"It includes debris removal, cost of overtime for law enforcement and emergency service personnel and shelter," he said. "And that will get you through."

Biden also said Wednesday he was struck by the way the community's members have come together to help each other.

"That's what you're supposed to be doing," Biden said during a briefing with state officials. "That's the way it's supposed to be. There's no red tornadoes or blue tornadoes. There's no red states or blue states when this stuff starts to happen."

The president landed in Kentucky around noon and was greeted by Governor Andy Beshear. Biden was joined by Secretary of Homeland Security Alejandro Mayorkas, Federal Emergency Management Agency Administrator Deanne Criswell and other top officials.

As he toured the devastation, Biden told volunteers and faith-based groups on the ground that they were doing "God's work."

Biden: 100% Tornado Costs Covered 30 Days
President Joe Biden speaks to reporters as he walks to Marine One on the South Lawn of the White House on Wednesday. Biden traveled to Kentucky to visit some of the places hit hardest by the deadly tornadoes. Drew Angerer/Getty Images

According to Beshear, 74 people have died in Kentucky. Twelve of the victims are children. More than 100 people remained unaccounted for, the governor said.

"You might think that we are broken, but we are not," he said on Wednesday. "In Kentucky, we're good people, we love one another, and we lean on one another. We open our homes to those in need, not just today but every day. We will repair our homes, our businesses, and we will repair our lives."

Officials have said that at least six people were killed after an Amazon warehouse in Illinois collapsed. The Tennessee Department of Health confirmed four weather-related deaths due to the storm. Two people died in Arkansas after the twisters hit.

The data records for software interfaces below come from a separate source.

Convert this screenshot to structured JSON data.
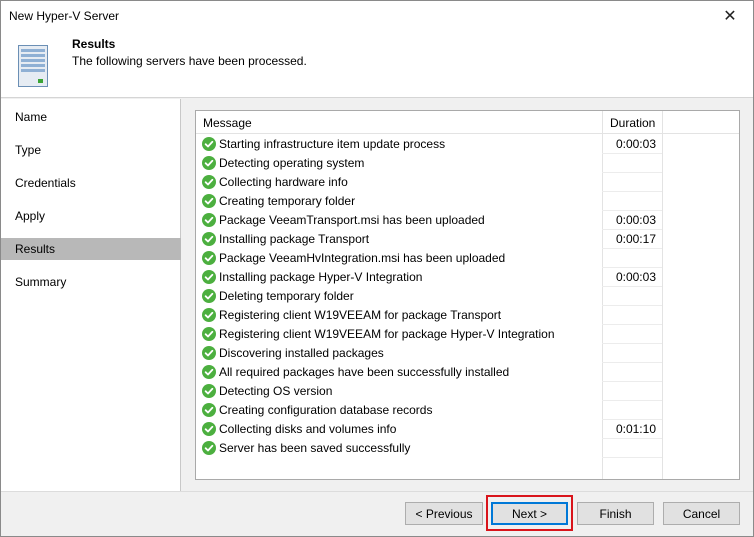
{
  "window": {
    "title": "New Hyper-V Server",
    "close_glyph": "✕"
  },
  "header": {
    "icon": "server-icon",
    "title": "Results",
    "subtitle": "The following servers have been processed."
  },
  "sidebar": {
    "items": [
      {
        "label": "Name",
        "active": false
      },
      {
        "label": "Type",
        "active": false
      },
      {
        "label": "Credentials",
        "active": false
      },
      {
        "label": "Apply",
        "active": false
      },
      {
        "label": "Results",
        "active": true
      },
      {
        "label": "Summary",
        "active": false
      }
    ]
  },
  "table": {
    "headers": {
      "message": "Message",
      "duration": "Duration"
    },
    "status_icon": "check-circle-icon",
    "status_color": "#4caf3f",
    "rows": [
      {
        "message": "Starting infrastructure item update process",
        "duration": "0:00:03"
      },
      {
        "message": "Detecting operating system",
        "duration": ""
      },
      {
        "message": "Collecting hardware info",
        "duration": ""
      },
      {
        "message": "Creating temporary folder",
        "duration": ""
      },
      {
        "message": "Package VeeamTransport.msi has been uploaded",
        "duration": "0:00:03"
      },
      {
        "message": "Installing package Transport",
        "duration": "0:00:17"
      },
      {
        "message": "Package VeeamHvIntegration.msi has been uploaded",
        "duration": ""
      },
      {
        "message": "Installing package Hyper-V Integration",
        "duration": "0:00:03"
      },
      {
        "message": "Deleting temporary folder",
        "duration": ""
      },
      {
        "message": "Registering client W19VEEAM for package Transport",
        "duration": ""
      },
      {
        "message": "Registering client W19VEEAM for package Hyper-V Integration",
        "duration": ""
      },
      {
        "message": "Discovering installed packages",
        "duration": ""
      },
      {
        "message": "All required packages have been successfully installed",
        "duration": ""
      },
      {
        "message": "Detecting OS version",
        "duration": ""
      },
      {
        "message": "Creating configuration database records",
        "duration": ""
      },
      {
        "message": "Collecting disks and volumes info",
        "duration": "0:01:10"
      },
      {
        "message": "Server has been saved successfully",
        "duration": ""
      }
    ]
  },
  "buttons": {
    "previous": "< Previous",
    "next": "Next >",
    "finish": "Finish",
    "cancel": "Cancel"
  },
  "colors": {
    "focus_highlight": "#d9141b",
    "primary_border": "#0078d7"
  }
}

"There's no words for the pain of losing someone," Biden said. "A lot of us know it, a lot of us understand it, especially around the holidays when everything's supposed to be happy and joyful."